He said they have “been telling us as recently as last night that they are not going tolerate a situation where their fellow members, their fellow workers, are going to have their core conditions cut.”

“I have a dispute to prosecute with Bus Éireann and by extension the government,” he said. “I can’t drag anyone into any dispute; I can’t stop people reacting either.”

He said claim from the Minster for Transport, Shane Ross that he has not read the survival plan drawn up for the company by Grant Thornton is “absolutely outrageous.”

He said the report was issued to the board of the company last September.

In the Dáil yesterday the Taoiseach, Enda Kenny defended Minster Ross and said the Minister had briefed the Cabinet on the contents of the report "from what he read about it in in the newspapers and other comments."

Mandate for industrial action

In a statement last night SIPTU - the other major union representing Bus Éireann workers - confirmed that they have already attained a mandate for industrial action.

“For a semi-state company to issue such an ill thought out set of proposals after months of inertia is completely unacceptable,” said SIPTU Sector Organiser, Willie Noone.

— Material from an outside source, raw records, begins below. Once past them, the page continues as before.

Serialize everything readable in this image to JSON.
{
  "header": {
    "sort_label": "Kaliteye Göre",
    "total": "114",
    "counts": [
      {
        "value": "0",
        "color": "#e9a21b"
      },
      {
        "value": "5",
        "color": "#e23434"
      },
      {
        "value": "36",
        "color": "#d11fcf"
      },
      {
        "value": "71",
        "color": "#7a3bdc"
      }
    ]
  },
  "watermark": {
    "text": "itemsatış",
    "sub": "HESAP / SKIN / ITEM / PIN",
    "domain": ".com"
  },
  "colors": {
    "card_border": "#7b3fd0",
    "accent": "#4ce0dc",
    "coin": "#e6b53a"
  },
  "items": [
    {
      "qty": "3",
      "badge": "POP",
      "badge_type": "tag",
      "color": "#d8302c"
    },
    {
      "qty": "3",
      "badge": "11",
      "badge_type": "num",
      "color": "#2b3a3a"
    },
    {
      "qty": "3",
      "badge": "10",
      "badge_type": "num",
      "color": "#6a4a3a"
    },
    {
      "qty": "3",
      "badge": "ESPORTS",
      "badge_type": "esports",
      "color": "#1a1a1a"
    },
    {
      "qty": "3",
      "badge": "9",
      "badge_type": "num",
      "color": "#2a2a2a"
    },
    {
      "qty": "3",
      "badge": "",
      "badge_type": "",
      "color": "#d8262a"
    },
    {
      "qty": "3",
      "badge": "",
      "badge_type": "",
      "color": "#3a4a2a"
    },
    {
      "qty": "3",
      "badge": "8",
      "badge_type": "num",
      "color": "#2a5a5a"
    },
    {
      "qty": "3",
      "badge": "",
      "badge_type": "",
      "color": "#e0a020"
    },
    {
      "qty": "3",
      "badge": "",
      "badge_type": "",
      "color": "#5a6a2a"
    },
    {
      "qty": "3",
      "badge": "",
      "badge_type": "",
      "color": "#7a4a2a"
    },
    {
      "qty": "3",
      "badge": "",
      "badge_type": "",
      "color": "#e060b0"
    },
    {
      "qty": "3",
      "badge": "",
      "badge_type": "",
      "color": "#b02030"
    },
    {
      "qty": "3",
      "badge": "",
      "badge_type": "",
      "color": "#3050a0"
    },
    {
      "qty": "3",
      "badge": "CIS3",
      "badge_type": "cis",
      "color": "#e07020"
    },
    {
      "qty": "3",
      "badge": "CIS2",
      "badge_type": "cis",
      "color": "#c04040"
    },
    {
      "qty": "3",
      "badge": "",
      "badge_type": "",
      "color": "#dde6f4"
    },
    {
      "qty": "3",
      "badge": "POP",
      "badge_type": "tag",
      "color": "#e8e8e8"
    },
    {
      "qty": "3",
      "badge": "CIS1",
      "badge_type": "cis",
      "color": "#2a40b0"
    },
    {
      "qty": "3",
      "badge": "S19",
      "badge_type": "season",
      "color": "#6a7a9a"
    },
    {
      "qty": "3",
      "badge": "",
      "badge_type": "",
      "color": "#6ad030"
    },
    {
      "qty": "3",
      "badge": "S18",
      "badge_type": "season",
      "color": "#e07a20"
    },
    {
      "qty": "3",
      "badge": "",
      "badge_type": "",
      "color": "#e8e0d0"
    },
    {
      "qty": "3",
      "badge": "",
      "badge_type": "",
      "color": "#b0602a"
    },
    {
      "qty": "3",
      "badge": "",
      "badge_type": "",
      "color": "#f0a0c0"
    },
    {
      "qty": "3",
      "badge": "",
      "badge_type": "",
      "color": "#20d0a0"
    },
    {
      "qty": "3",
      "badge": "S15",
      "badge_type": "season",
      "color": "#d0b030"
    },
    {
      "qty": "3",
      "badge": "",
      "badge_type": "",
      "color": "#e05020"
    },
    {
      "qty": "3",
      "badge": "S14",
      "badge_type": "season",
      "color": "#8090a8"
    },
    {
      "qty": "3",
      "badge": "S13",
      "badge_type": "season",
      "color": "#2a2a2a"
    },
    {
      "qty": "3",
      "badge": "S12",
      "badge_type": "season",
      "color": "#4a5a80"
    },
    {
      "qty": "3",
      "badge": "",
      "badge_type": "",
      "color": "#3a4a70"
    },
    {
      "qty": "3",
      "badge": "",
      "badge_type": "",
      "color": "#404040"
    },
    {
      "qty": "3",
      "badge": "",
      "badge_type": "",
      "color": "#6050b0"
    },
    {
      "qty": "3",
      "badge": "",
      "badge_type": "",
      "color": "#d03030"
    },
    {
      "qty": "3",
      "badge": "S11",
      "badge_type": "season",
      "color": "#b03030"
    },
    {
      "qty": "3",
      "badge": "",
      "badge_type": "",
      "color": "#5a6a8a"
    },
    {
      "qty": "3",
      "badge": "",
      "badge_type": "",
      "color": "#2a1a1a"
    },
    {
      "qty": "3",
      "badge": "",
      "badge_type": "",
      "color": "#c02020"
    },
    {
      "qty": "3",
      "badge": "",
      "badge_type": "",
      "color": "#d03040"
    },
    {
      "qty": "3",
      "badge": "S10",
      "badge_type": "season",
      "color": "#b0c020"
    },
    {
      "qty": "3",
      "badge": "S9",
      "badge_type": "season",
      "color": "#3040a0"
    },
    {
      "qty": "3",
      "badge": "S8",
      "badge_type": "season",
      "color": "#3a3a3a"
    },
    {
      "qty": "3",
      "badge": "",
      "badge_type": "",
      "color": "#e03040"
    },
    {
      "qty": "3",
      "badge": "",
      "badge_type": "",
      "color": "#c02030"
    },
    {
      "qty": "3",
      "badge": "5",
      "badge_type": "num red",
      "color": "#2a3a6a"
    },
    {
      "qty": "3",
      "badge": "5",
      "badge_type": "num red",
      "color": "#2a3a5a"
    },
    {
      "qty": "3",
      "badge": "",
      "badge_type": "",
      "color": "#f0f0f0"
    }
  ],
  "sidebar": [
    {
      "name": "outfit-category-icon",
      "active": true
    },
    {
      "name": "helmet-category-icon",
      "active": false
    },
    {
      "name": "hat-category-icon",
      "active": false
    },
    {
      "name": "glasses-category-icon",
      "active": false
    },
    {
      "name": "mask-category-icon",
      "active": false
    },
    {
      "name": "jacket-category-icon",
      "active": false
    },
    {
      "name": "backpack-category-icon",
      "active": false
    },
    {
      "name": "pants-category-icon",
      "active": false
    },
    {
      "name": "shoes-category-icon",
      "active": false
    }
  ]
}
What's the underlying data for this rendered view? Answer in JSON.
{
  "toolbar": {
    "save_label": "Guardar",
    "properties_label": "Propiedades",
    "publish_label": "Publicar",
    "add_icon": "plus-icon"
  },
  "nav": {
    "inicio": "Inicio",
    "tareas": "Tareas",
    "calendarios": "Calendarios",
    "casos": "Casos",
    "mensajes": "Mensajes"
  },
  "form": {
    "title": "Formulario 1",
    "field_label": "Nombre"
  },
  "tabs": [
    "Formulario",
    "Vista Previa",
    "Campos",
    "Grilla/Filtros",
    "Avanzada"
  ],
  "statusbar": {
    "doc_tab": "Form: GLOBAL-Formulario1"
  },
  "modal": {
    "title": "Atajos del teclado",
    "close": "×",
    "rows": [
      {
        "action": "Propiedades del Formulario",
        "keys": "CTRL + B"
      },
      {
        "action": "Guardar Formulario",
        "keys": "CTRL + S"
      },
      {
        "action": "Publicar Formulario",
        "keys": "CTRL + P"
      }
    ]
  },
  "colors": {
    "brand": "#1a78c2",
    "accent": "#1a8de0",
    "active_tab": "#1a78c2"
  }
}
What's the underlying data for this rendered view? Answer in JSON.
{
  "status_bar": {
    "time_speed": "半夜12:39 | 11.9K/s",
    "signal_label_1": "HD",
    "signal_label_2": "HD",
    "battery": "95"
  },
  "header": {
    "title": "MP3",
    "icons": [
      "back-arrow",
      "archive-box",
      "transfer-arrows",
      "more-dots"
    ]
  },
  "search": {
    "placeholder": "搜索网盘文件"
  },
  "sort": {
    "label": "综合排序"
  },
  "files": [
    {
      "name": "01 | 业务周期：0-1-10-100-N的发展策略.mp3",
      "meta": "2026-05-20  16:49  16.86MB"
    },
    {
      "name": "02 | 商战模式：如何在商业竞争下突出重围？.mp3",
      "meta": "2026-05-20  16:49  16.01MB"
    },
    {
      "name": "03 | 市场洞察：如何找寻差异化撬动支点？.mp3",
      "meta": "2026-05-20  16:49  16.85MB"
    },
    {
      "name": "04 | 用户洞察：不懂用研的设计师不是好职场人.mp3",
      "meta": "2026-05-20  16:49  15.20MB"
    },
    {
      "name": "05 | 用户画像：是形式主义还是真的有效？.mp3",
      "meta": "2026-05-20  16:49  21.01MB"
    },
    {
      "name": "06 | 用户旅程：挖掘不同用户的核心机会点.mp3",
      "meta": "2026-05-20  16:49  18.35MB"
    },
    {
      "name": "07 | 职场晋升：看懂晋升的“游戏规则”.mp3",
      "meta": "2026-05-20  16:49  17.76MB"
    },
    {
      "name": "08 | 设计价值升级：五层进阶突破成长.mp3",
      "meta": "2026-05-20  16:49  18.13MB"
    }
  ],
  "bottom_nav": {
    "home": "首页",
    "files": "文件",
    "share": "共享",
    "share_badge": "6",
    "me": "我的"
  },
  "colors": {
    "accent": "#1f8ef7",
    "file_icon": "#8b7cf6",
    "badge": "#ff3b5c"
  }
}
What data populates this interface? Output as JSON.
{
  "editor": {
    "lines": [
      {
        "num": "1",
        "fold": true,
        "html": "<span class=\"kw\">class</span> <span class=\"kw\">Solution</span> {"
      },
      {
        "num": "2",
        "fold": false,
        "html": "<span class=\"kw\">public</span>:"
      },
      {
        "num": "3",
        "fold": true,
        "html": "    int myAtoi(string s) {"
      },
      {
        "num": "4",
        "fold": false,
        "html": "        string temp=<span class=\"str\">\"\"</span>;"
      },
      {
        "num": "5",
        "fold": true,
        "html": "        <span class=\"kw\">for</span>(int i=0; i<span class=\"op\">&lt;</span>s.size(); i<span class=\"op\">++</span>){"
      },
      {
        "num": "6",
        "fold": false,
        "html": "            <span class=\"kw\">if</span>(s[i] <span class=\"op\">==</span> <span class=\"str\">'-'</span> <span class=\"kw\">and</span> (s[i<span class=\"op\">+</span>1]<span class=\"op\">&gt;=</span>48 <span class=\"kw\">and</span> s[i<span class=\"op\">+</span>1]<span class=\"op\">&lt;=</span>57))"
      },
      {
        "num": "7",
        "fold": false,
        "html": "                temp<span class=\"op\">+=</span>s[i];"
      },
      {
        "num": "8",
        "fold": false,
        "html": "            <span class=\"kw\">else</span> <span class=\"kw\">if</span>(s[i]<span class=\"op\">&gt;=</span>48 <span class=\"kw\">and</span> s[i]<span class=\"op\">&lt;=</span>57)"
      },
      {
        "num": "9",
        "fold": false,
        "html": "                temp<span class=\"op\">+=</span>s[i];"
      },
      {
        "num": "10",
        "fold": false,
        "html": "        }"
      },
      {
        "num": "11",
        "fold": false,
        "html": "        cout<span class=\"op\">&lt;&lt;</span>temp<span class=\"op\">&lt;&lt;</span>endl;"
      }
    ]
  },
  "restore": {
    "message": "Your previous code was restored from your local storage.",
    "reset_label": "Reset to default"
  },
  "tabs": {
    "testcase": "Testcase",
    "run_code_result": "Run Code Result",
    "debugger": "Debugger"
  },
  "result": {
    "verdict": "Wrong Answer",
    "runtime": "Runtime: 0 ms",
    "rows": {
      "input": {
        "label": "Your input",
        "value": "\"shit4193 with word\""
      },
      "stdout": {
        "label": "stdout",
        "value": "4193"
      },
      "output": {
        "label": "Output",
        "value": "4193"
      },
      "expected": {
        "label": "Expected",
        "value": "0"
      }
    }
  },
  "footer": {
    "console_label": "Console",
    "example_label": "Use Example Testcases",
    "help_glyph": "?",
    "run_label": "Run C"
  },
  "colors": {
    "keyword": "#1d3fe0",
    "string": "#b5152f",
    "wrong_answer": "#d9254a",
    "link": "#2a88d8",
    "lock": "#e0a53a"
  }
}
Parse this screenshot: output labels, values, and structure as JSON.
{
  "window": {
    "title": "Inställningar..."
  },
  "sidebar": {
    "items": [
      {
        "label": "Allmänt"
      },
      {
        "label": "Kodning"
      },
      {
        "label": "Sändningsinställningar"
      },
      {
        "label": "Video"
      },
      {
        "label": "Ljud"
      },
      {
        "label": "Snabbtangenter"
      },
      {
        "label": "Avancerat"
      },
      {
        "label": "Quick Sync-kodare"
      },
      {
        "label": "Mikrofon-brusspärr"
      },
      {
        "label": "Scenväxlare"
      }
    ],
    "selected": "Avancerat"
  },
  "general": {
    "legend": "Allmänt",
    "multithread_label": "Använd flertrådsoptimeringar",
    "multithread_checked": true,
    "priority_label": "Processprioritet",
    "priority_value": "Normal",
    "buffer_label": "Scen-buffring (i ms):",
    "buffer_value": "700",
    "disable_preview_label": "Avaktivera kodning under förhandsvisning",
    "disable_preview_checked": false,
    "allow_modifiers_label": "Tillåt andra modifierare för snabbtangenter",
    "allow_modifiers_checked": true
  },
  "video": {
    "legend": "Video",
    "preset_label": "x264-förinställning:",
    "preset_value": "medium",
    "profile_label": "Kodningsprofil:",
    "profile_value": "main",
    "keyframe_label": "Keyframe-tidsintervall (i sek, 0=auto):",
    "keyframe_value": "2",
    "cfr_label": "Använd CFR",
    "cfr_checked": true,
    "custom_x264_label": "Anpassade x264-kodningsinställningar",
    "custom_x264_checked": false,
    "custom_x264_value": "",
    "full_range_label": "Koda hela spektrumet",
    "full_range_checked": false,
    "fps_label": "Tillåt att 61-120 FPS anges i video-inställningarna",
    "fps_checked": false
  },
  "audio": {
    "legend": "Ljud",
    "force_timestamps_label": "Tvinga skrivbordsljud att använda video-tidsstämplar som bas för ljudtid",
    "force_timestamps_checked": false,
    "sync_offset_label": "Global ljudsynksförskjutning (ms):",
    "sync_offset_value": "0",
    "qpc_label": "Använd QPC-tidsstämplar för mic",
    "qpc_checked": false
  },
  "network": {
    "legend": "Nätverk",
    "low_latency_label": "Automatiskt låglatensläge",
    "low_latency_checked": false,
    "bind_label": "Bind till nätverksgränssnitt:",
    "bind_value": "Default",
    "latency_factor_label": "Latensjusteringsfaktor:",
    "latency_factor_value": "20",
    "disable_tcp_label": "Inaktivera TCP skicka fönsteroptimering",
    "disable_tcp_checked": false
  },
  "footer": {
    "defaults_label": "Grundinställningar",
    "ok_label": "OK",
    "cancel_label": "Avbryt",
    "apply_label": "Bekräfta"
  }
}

“The credibility and motives of the new management of Bus Éireann has to be seriously questioned when it is offering to pay some employees 1%, 2% or 3% of a rise, on reduced incomes when cash flow allows - in return for them accepting a real pay cut of up to 30% now.”

“SIPTU members will work with their colleagues in the other Bus Éireann unions to do whatever is necessary to protect the services they provide and workers’ pay and conditions."

The Department of Transport has been contacted for comment.